> _Excerpts from an interface dataset_

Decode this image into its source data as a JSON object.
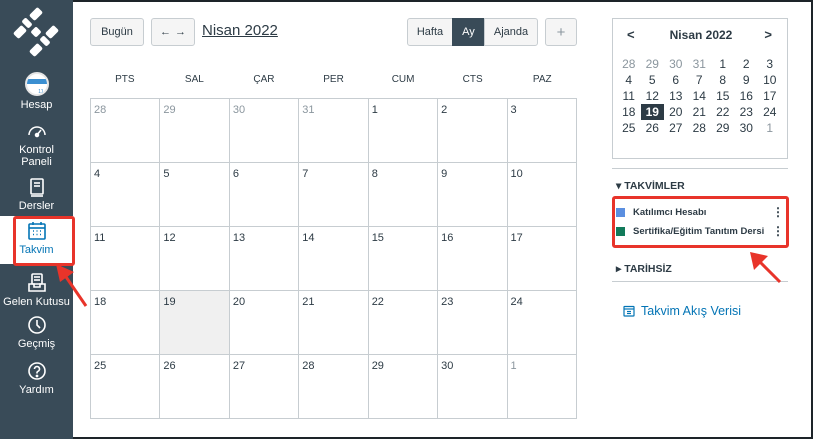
{
  "sidebar": {
    "items": [
      {
        "label": "Hesap",
        "icon": "avatar-icon"
      },
      {
        "label": "Kontrol Paneli",
        "icon": "dashboard-icon"
      },
      {
        "label": "Dersler",
        "icon": "courses-icon"
      },
      {
        "label": "Takvim",
        "icon": "calendar-icon"
      },
      {
        "label": "Gelen Kutusu",
        "icon": "inbox-icon"
      },
      {
        "label": "Geçmiş",
        "icon": "clock-icon"
      },
      {
        "label": "Yardım",
        "icon": "help-icon"
      }
    ],
    "kontrol_line1": "Kontrol",
    "kontrol_line2": "Paneli"
  },
  "toolbar": {
    "today_label": "Bugün",
    "prev_arrow": "←",
    "next_arrow": "→",
    "month_title": "Nisan 2022",
    "view_week": "Hafta",
    "view_month": "Ay",
    "view_agenda": "Ajanda",
    "add_label": "+"
  },
  "calendar": {
    "days_of_week": [
      "PTS",
      "SAL",
      "ÇAR",
      "PER",
      "CUM",
      "CTS",
      "PAZ"
    ],
    "weeks": [
      [
        "28",
        "29",
        "30",
        "31",
        "1",
        "2",
        "3"
      ],
      [
        "4",
        "5",
        "6",
        "7",
        "8",
        "9",
        "10"
      ],
      [
        "11",
        "12",
        "13",
        "14",
        "15",
        "16",
        "17"
      ],
      [
        "18",
        "19",
        "20",
        "21",
        "22",
        "23",
        "24"
      ],
      [
        "25",
        "26",
        "27",
        "28",
        "29",
        "30",
        "1"
      ]
    ]
  },
  "mini_calendar": {
    "title": "Nisan 2022",
    "prev": "<",
    "next": ">",
    "weeks": [
      [
        "28",
        "29",
        "30",
        "31",
        "1",
        "2",
        "3"
      ],
      [
        "4",
        "5",
        "6",
        "7",
        "8",
        "9",
        "10"
      ],
      [
        "11",
        "12",
        "13",
        "14",
        "15",
        "16",
        "17"
      ],
      [
        "18",
        "19",
        "20",
        "21",
        "22",
        "23",
        "24"
      ],
      [
        "25",
        "26",
        "27",
        "28",
        "29",
        "30",
        "1"
      ]
    ]
  },
  "calendars_section": {
    "heading": "▾ TAKVİMLER",
    "items": [
      {
        "label": "Katılımcı Hesabı",
        "color": "#5b8fe0"
      },
      {
        "label": "Sertifika/Eğitim Tanıtım Dersi",
        "color": "#127a5a"
      }
    ],
    "kebab": "⋮"
  },
  "undated_section": {
    "heading": "▸ TARİHSİZ"
  },
  "feed": {
    "label": "Takvim Akış Verisi"
  },
  "colors": {
    "sidebar_bg": "#394b58",
    "accent": "#0374b5",
    "highlight": "#e8342a"
  }
}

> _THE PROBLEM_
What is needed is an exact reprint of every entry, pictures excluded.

> _RESPONSE_
Decode this image into its source data as a JSON object.
{
  "sidebar": {
    "items": [
      {
        "label": "Hesap",
        "icon": "avatar-icon"
      },
      {
        "label": "Kontrol Paneli",
        "icon": "dashboard-icon"
      },
      {
        "label": "Dersler",
        "icon": "courses-icon"
      },
      {
        "label": "Takvim",
        "icon": "calendar-icon"
      },
      {
        "label": "Gelen Kutusu",
        "icon": "inbox-icon"
      },
      {
        "label": "Geçmiş",
        "icon": "clock-icon"
      },
      {
        "label": "Yardım",
        "icon": "help-icon"
      }
    ],
    "kontrol_line1": "Kontrol",
    "kontrol_line2": "Paneli"
  },
  "toolbar": {
    "today_label": "Bugün",
    "prev_arrow": "←",
    "next_arrow": "→",
    "month_title": "Nisan 2022",
    "view_week": "Hafta",
    "view_month": "Ay",
    "view_agenda": "Ajanda",
    "add_label": "+"
  },
  "calendar": {
    "days_of_week": [
      "PTS",
      "SAL",
      "ÇAR",
      "PER",
      "CUM",
      "CTS",
      "PAZ"
    ],
    "weeks": [
      [
        "28",
        "29",
        "30",
        "31",
        "1",
        "2",
        "3"
      ],
      [
        "4",
        "5",
        "6",
        "7",
        "8",
        "9",
        "10"
      ],
      [
        "11",
        "12",
        "13",
        "14",
        "15",
        "16",
        "17"
      ],
      [
        "18",
        "19",
        "20",
        "21",
        "22",
        "23",
        "24"
      ],
      [
        "25",
        "26",
        "27",
        "28",
        "29",
        "30",
        "1"
      ]
    ]
  },
  "mini_calendar": {
    "title": "Nisan 2022",
    "prev": "<",
    "next": ">",
    "weeks": [
      [
        "28",
        "29",
        "30",
        "31",
        "1",
        "2",
        "3"
      ],
      [
        "4",
        "5",
        "6",
        "7",
        "8",
        "9",
        "10"
      ],
      [
        "11",
        "12",
        "13",
        "14",
        "15",
        "16",
        "17"
      ],
      [
        "18",
        "19",
        "20",
        "21",
        "22",
        "23",
        "24"
      ],
      [
        "25",
        "26",
        "27",
        "28",
        "29",
        "30",
        "1"
      ]
    ]
  },
  "calendars_section": {
    "heading": "▾ TAKVİMLER",
    "items": [
      {
        "label": "Katılımcı Hesabı",
        "color": "#5b8fe0"
      },
      {
        "label": "Sertifika/Eğitim Tanıtım Dersi",
        "color": "#127a5a"
      }
    ],
    "kebab": "⋮"
  },
  "undated_section": {
    "heading": "▸ TARİHSİZ"
  },
  "feed": {
    "label": "Takvim Akış Verisi"
  },
  "colors": {
    "sidebar_bg": "#394b58",
    "accent": "#0374b5",
    "highlight": "#e8342a"
  }
}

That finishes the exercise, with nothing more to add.